**Data to use**

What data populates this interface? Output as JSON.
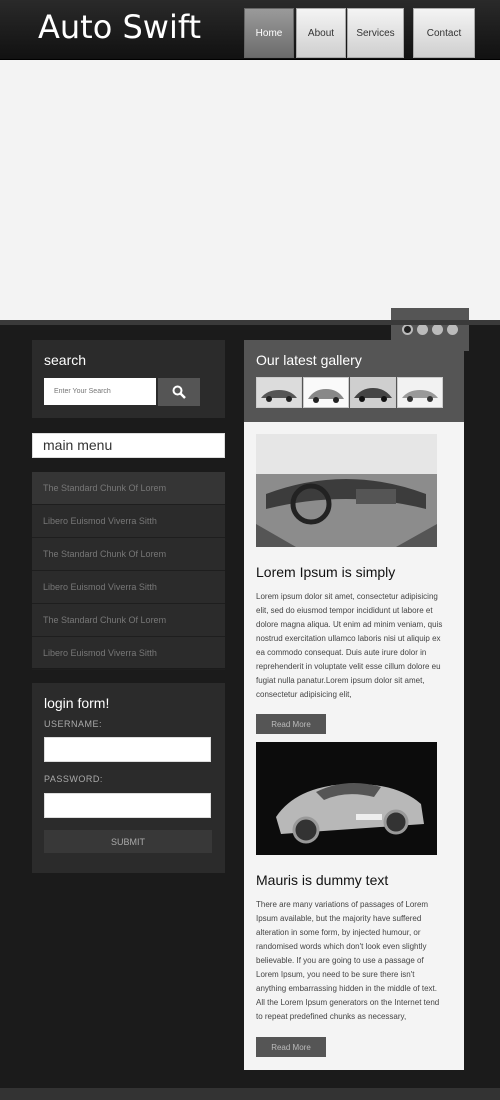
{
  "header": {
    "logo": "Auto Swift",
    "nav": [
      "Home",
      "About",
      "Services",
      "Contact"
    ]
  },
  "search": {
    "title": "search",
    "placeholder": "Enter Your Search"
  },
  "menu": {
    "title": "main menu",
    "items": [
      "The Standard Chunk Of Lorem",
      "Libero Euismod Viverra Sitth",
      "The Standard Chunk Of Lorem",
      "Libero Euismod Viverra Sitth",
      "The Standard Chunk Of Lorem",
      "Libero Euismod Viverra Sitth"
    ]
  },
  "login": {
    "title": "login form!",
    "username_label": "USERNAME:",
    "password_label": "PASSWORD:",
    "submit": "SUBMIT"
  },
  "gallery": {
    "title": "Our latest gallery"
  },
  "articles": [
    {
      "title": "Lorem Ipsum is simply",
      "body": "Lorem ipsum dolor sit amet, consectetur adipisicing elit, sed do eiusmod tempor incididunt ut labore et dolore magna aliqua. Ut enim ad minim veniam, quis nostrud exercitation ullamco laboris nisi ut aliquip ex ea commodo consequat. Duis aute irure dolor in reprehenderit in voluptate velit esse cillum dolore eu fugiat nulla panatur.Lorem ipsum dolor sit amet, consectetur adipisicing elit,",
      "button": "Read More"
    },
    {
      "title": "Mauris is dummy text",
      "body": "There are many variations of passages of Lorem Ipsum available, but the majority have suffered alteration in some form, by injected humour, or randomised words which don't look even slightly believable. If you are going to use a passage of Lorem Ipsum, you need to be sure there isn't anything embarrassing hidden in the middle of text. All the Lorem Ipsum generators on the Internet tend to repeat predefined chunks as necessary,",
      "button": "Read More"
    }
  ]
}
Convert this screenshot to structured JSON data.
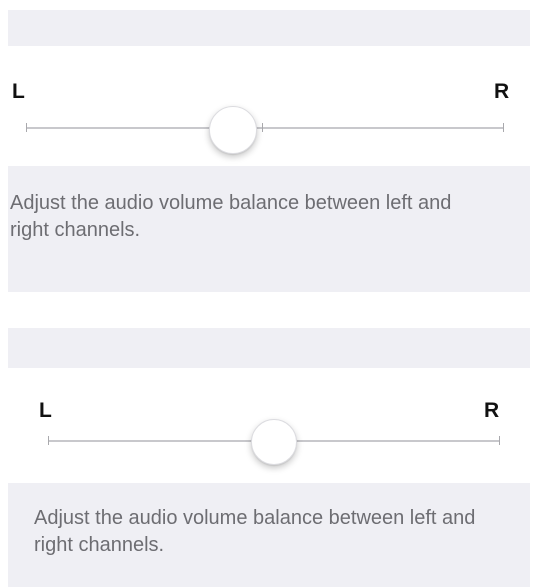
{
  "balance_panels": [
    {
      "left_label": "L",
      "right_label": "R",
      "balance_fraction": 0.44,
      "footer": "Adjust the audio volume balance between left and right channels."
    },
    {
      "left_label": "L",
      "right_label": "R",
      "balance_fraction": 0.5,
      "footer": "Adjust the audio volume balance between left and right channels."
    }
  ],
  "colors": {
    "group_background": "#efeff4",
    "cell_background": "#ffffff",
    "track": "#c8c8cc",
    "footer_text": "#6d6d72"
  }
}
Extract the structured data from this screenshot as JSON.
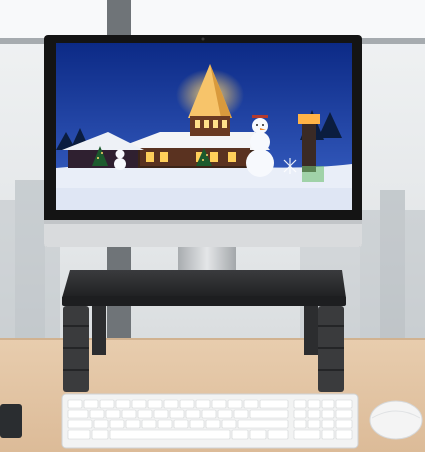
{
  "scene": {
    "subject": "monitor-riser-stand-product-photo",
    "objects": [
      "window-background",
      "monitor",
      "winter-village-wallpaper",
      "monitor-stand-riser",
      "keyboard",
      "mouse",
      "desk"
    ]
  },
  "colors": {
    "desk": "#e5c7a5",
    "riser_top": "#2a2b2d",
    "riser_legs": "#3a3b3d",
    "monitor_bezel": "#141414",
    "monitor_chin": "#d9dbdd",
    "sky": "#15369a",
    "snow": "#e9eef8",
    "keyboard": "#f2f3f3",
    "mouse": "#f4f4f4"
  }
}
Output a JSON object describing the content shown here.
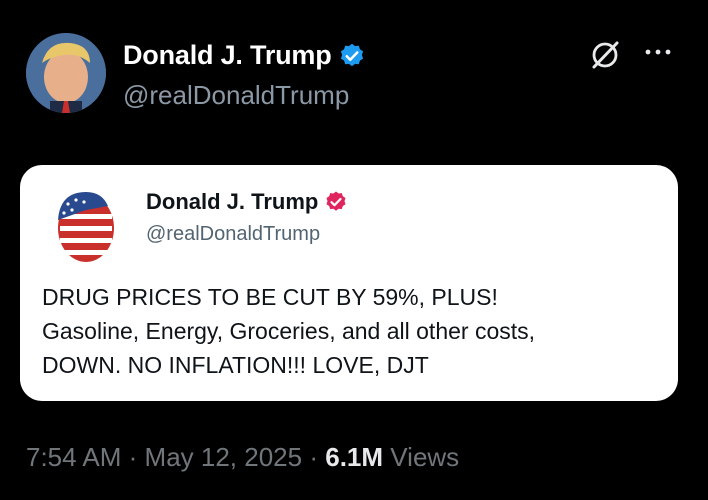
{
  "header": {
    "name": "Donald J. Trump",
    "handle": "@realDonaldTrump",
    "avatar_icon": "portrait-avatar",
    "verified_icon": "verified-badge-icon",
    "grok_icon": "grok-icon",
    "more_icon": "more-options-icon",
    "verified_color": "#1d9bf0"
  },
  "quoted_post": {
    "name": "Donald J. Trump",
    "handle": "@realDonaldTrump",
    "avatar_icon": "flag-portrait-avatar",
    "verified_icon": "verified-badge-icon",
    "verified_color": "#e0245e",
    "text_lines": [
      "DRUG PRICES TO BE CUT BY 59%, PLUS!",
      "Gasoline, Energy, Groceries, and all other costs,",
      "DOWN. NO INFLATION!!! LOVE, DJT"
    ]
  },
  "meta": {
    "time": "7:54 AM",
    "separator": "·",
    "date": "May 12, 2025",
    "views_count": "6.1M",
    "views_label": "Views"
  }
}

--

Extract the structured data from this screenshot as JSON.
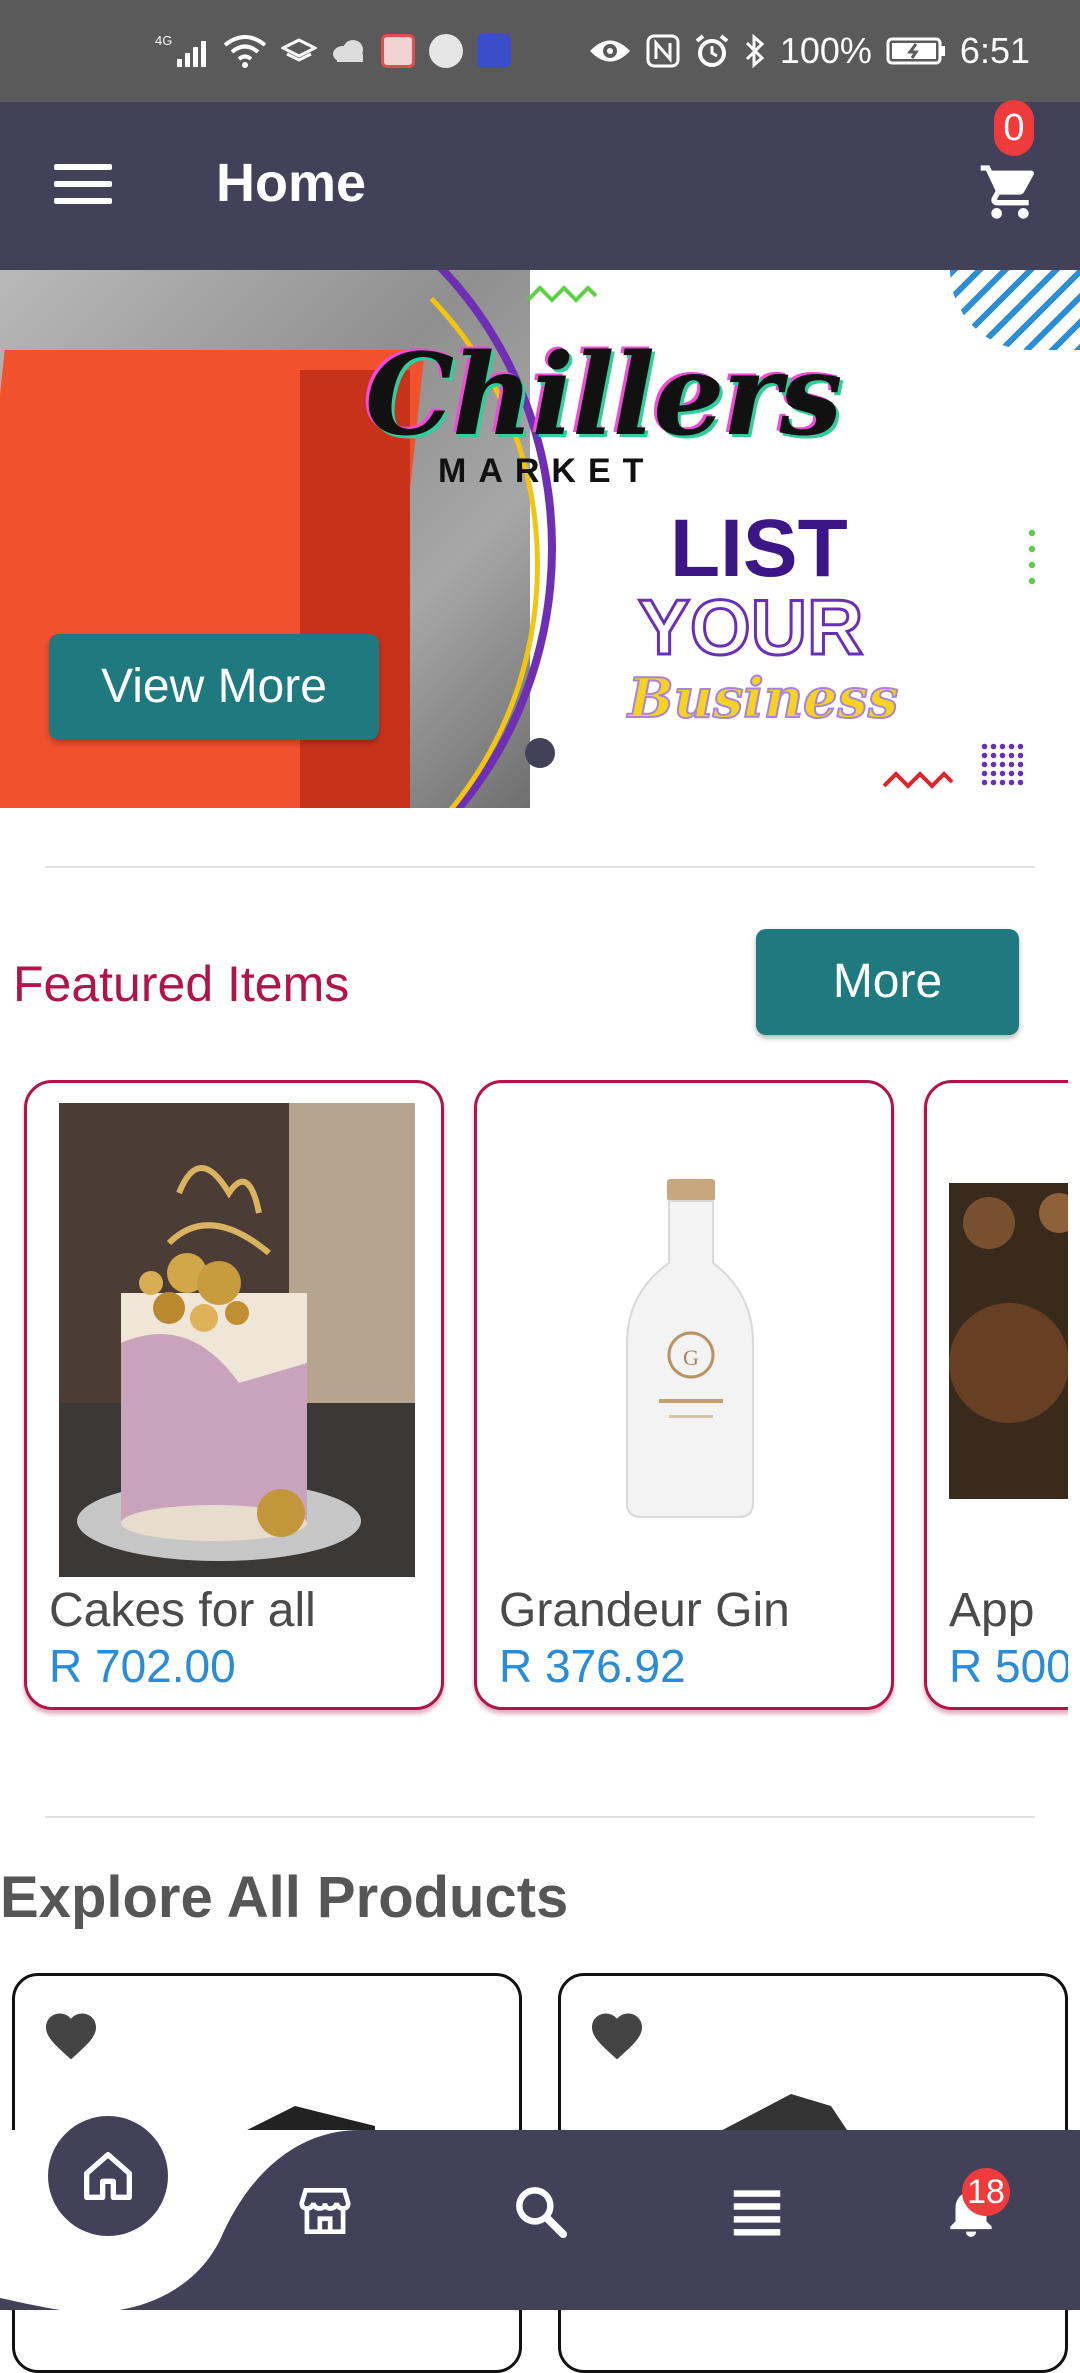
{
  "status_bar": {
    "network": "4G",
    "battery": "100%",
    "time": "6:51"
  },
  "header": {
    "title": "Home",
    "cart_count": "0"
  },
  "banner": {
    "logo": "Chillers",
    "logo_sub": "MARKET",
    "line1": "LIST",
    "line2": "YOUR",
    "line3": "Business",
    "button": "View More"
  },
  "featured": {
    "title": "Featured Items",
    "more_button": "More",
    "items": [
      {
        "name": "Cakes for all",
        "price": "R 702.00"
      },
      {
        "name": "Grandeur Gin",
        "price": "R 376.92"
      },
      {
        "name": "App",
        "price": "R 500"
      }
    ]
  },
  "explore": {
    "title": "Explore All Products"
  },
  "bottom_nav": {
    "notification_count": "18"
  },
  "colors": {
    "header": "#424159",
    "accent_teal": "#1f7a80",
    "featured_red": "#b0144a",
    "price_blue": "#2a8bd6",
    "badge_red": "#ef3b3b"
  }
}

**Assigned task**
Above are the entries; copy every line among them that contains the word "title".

**Solution**
    "title": "search",
    "title": "main menu",
    "title": "login form!",
    "title": "Our latest gallery"
      "title": "Lorem Ipsum is simply",
      "title": "Mauris is dummy text",
    "title": "Home",
    "title": "Featured Items",
    "title": "Explore All Products"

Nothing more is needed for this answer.